The Sufi way involves mastery of certain rituals and practices that include reciting poetry and hymns (some of the most beautiful literature and poetry of the Islamic world has been written by the Sufis), ritual prayer, reciting God’s name, as well as bodily rituals such as those practiced by the “Whirling Dervishes,” the Turkish Sufi order that practices God contemplation and meditation through spinning. There are currently about 9 million Sufis.
The Deep Roots of Sufism
There is some belief that Sufism may pre- date Islam, having existed in Afghanistan and Iran, then Persia, as an earlier religious movement with roots in an ancient reli- gion called Zoroastrianism. As students of Cayce, we may know of Edgar Cayce’s connection with Zoroastrianism, having had an incarnation as Uhjldt, the father of Zend, the father of Zoroaster (also known as Zarathustra to the Greeks). Zend was an incarnation of Jesus. Cayce described how Jesus was taken to India, Egypt, and Persia during his supposed “lost years” from ages 13 to 30. While in Persia, Jesus learned about Zoroastrianism and later many of those teachings were incorporated into Christianity. Zoroastrianism is be- lieved to have influenced many religions. Mysticism—the oneness of God, the struggle to choose between “good and evil,” and the law of karma (we reap what we sow) are all core Zoroastrian tenets.
It is my thought that Jesus’ teachings were indeed mystical and encouraged our seeking direct communion with our Creator. Cayce’s teachings, so aligned with Jesus’ teachings, are also mystical. We are all encouraged to set aside time to meet with our Creator and seek that joy that comes in serving others.
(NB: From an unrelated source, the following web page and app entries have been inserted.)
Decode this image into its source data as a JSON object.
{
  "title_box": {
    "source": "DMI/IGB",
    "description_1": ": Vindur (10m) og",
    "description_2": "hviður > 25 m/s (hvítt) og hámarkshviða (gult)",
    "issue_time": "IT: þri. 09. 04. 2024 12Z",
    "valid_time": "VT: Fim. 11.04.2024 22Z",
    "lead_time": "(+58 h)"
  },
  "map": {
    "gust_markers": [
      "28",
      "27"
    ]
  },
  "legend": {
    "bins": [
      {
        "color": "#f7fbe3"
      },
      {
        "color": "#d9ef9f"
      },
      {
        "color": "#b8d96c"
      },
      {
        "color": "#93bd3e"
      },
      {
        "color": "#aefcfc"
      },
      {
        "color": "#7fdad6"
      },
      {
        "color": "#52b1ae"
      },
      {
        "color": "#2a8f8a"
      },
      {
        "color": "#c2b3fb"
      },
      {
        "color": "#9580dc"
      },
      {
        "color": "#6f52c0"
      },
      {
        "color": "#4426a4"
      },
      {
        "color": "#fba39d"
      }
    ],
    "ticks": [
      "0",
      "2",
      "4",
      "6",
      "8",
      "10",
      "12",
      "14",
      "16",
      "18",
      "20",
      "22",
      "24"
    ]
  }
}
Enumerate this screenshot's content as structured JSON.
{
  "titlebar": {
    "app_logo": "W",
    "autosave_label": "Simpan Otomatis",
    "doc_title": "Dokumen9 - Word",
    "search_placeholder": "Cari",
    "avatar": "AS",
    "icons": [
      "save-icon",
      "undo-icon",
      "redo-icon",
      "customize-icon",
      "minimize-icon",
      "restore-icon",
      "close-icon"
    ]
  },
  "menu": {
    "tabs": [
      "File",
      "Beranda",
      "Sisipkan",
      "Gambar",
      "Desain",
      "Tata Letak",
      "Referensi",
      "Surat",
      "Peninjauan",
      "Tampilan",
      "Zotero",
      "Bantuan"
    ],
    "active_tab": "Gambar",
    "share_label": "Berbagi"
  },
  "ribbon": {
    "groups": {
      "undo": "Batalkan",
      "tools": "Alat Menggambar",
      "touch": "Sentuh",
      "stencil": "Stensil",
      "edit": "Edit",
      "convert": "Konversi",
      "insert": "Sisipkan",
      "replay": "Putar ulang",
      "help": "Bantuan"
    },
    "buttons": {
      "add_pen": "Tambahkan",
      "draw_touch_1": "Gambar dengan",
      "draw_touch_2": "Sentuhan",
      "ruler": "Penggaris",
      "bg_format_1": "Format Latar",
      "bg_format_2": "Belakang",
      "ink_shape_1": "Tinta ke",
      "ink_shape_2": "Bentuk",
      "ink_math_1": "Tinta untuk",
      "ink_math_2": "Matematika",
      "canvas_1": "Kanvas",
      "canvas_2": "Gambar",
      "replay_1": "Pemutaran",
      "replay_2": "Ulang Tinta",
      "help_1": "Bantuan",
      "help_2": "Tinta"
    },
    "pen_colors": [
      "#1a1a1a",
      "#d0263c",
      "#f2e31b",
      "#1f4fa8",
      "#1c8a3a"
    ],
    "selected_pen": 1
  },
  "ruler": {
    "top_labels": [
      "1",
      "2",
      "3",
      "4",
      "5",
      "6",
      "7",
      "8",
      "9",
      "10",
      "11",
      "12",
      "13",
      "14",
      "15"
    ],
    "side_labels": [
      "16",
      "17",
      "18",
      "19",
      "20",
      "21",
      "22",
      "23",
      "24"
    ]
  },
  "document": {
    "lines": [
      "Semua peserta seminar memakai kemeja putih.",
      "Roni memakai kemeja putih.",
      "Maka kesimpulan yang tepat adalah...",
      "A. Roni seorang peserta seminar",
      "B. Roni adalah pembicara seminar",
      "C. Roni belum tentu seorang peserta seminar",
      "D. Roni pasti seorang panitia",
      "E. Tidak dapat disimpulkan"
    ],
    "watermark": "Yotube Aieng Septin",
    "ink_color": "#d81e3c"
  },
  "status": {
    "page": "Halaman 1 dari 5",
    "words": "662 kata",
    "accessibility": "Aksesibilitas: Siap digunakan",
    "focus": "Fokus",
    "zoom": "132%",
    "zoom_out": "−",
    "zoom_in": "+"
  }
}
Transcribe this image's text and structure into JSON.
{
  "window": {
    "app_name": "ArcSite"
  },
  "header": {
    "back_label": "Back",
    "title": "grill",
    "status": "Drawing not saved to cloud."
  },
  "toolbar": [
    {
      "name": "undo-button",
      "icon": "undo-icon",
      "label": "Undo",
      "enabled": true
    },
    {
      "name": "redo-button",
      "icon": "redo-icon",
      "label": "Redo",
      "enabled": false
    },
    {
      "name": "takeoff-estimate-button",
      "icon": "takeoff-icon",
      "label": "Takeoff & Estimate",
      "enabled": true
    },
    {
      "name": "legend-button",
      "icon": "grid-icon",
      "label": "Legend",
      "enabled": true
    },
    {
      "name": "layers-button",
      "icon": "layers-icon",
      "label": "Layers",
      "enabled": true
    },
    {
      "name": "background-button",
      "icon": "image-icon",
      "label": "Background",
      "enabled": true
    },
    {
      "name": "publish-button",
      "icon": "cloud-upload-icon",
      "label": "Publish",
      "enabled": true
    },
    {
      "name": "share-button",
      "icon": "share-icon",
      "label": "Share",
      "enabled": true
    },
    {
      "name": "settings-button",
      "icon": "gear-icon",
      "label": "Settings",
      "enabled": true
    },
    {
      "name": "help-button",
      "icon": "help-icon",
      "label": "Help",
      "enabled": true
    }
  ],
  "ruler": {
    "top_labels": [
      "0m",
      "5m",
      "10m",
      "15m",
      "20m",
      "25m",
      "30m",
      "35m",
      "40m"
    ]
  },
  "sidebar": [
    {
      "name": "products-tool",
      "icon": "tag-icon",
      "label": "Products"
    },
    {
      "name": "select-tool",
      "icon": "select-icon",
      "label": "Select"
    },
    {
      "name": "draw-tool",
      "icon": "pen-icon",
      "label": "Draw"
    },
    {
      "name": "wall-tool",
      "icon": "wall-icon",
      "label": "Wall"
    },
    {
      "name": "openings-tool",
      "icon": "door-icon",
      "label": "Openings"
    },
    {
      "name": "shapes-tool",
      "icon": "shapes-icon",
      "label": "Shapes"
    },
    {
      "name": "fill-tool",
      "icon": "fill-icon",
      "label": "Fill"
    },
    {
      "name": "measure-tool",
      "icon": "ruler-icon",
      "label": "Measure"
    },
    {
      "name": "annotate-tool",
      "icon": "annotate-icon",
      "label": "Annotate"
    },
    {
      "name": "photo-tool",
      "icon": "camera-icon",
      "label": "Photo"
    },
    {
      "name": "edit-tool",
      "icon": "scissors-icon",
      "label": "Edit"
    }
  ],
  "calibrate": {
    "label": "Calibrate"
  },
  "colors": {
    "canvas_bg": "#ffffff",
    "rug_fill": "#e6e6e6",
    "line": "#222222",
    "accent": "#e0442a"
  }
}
Sufism is also in agreement with the philoso- phy that we are all “wired” for God-contact, and in fact there is no other way. We all have to walk that path ourselves. No one else can do it for us. It is helpful, I believe, in this time of division and separation, to see the commonality in our different traditions and in our varied attempts to have a closer walk with our Creator. Indeed Cayce saw that in The New Age, we would all deepen our mystical and personal communion with God.
Love makes bitter things sweet.
Love turns copper to gold.
With love dregs settle into clarity.
With love suffering ceases.
Love brings the dead back to life.
Love transforms the King into a slave.
Love is the consummation of Gnosis.
How could a fool sit on such a throne?
Visit the sick, and you will heal yourself.
The ill person may be a Sufi master,
And your kindness will be repaid in wisdom.
Even if the sick person is your enemy,
You will still benefit,
For kindness has the power to transform
Sworn enemies into firm friends.
And if there is no healing of bad feeling,
There certainly will be less ill will,
Because kindness is the greatest of all balms.
The book of Sufi wisdom
Is not written on the blank page,
But on a heart white as virgin snow.
Scholars pursue penmarks.
Sufis track footprints in the snow,
Like hunters tracing a musk-deer’s trail,
Until they breathe in the sweet scent
That the deer exudes from its navel,
And rush to catch their quarry.
Peter Woodbury, MSW, received his undergraduate degree in psychology in 1983 from Harvard University, and his master’s in social work from Boston University in 1991. He is in private practice as a psychotherapist and hypnotherapist in Virginia Beach, with a focus on the use of spirituality and faith as tools for personal transformation. Peter is a popular presenter in A.R.E. conferences and leads A.R.E. tours to South American sacred sites.